While you are on a Holy Land tour, you will have the opportunity to taste, and possibly make, the delicious Arab dessert called Kanafeh.
This dessert is easily recognizable from its neon orange appearance. Kanafeh essentially is cheese soaked in a sugary, sweet syrup. The base is shredded noodles, usually kadaif noodles. Then the cheese is made by combining milk, cream, sugar and cornstarch. It is poured over the noodles, then drenched with syrup. The syrup is made from a combination of lemon juice, sugar, and orange flower water. After the Knafeh bakes in an open fire, it is flipped, drenched in more syrup, and often sprinkled with crushed pistachios.

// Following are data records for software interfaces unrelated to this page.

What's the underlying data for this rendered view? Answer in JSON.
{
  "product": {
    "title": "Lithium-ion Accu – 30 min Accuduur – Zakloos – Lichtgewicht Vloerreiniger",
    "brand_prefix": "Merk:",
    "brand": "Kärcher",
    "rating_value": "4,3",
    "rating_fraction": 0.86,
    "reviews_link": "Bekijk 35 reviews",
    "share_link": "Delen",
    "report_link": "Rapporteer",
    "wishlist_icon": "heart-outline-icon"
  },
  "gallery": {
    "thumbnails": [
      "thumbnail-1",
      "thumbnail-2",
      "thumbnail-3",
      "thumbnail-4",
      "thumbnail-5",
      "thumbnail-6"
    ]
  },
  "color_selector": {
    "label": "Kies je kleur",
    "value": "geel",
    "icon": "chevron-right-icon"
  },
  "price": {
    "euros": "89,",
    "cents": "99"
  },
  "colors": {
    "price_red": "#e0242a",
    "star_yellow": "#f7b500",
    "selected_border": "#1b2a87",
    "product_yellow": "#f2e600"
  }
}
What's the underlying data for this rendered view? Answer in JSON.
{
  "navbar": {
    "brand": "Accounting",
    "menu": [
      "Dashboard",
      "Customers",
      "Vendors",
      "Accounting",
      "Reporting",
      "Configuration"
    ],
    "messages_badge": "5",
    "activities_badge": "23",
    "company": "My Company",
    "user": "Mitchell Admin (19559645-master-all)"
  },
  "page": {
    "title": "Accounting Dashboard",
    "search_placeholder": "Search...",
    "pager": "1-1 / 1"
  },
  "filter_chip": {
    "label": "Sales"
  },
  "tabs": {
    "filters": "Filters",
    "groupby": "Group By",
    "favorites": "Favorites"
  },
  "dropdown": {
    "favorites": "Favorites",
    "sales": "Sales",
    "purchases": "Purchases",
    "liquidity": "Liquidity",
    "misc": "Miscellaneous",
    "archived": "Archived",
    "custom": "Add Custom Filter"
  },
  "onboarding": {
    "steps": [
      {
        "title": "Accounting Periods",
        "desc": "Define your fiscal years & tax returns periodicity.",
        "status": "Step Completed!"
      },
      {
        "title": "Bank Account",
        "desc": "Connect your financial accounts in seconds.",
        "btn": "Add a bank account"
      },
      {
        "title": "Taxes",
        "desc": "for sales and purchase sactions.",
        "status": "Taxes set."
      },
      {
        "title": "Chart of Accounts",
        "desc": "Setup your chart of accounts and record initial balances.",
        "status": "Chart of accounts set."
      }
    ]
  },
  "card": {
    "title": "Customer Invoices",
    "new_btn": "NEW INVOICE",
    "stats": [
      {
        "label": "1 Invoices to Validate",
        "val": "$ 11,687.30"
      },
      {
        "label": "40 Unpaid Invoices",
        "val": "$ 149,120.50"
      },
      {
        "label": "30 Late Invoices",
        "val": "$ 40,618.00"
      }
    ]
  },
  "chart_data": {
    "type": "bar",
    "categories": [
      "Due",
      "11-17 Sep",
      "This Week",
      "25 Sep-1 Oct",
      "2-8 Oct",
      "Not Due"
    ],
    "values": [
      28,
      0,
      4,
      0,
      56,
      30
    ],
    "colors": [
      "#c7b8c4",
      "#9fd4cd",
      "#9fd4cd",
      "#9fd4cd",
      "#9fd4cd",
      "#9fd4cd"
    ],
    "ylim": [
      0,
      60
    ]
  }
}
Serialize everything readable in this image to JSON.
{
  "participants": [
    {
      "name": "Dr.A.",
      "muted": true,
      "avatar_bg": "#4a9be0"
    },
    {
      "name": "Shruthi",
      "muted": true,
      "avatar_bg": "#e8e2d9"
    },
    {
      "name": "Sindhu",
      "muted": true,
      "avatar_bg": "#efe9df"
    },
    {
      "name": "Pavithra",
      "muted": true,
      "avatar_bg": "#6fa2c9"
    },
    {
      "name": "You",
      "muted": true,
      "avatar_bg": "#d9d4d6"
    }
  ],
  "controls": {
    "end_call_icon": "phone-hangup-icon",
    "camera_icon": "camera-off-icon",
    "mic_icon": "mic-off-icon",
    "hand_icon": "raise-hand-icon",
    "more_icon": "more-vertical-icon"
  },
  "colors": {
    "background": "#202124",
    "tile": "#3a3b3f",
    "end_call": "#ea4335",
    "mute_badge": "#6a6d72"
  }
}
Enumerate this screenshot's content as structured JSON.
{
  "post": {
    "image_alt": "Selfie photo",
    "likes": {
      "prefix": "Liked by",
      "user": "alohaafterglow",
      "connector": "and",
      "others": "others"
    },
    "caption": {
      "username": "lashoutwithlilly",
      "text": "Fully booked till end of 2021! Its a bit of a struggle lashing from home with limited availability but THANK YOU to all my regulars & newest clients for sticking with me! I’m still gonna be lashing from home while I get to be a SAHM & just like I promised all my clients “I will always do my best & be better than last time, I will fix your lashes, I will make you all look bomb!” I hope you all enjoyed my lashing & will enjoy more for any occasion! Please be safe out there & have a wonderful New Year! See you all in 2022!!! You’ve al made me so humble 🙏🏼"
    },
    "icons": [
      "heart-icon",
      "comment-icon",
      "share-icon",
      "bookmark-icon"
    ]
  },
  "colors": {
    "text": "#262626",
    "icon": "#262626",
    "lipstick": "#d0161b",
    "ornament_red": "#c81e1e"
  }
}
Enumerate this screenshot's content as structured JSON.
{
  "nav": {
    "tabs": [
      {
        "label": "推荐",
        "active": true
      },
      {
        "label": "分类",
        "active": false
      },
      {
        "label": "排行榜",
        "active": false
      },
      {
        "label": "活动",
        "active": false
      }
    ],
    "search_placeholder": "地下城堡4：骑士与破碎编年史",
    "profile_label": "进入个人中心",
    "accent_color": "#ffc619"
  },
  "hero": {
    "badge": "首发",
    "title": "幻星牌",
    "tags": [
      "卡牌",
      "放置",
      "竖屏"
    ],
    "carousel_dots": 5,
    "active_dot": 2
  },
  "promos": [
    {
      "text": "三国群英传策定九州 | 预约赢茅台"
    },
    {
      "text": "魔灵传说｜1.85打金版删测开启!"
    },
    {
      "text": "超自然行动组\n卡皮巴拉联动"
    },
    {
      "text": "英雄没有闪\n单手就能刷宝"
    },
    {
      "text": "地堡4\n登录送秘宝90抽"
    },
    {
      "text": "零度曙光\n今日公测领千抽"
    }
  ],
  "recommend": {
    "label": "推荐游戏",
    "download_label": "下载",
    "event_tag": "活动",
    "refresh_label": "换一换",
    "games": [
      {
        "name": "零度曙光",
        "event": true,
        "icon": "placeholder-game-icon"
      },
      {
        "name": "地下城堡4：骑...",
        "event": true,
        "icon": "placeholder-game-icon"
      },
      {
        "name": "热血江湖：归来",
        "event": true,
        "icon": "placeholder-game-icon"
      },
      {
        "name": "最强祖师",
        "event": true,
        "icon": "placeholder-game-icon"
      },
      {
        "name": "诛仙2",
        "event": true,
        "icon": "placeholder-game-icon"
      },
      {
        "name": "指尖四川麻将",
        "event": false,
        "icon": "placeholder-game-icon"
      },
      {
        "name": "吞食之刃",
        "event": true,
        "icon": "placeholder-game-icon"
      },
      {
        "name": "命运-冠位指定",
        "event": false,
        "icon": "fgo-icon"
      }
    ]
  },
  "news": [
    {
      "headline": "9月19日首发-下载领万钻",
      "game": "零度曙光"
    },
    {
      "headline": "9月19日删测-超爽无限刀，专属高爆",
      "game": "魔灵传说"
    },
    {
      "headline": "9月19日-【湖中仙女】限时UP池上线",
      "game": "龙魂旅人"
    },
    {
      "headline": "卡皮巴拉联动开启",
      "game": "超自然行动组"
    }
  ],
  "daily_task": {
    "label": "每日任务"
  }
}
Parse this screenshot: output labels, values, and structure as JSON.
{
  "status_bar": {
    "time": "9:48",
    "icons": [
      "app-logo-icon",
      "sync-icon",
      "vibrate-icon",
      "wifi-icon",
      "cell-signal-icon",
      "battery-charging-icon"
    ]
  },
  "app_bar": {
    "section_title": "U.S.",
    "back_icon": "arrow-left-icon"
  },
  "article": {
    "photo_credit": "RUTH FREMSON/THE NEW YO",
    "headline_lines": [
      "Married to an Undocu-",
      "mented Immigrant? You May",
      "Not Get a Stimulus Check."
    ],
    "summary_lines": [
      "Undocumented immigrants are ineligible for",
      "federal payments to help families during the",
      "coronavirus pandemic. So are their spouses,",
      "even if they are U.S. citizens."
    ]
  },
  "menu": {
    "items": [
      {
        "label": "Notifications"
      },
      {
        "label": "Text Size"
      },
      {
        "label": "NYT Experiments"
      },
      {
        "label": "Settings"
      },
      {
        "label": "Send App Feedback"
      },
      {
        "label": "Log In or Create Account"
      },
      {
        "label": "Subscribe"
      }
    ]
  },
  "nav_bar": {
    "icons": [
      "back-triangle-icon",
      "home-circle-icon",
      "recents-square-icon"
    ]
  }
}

Prior to my first time eating Kanafeh, I was a bit hesitant to try it. Although I grew up eating foods with artificial colors, the neon orange top of Kanafeh had taken me aback. My friend encouraged me to taste it, and I’m happy she did. After I had eaten my slice, I went after her leftovers!
Note: After some research, the bright orange color is most likely just from the noodles being drenched in syrup. Nothing to fear!
Kanafeh is usually made during the Muslim holiday of Ramadan throughout Arab countries, but here in the Holy Land, it is a year-round dessert. It is argued that Nablus has the best Kanafeh. However, I recently went with a friend to Damascus Gate (the popular entrance to the Muslim Quarter of the Old City), and “Ja’Far’s Sweets” had delicious Kanafeh. However, I must mention that I do not have a matured Kanafeh taste buds…yet!
This is not the kind of dessert that you quickly eat. Therefore, I recommend eating this dessert after a full-day of touring. While eating and then fighting a food coma, it is a great opportunity for you to bond with other participants in your group and reflect on the past day’s adventures.
Sah Tayn, Bon Appetit!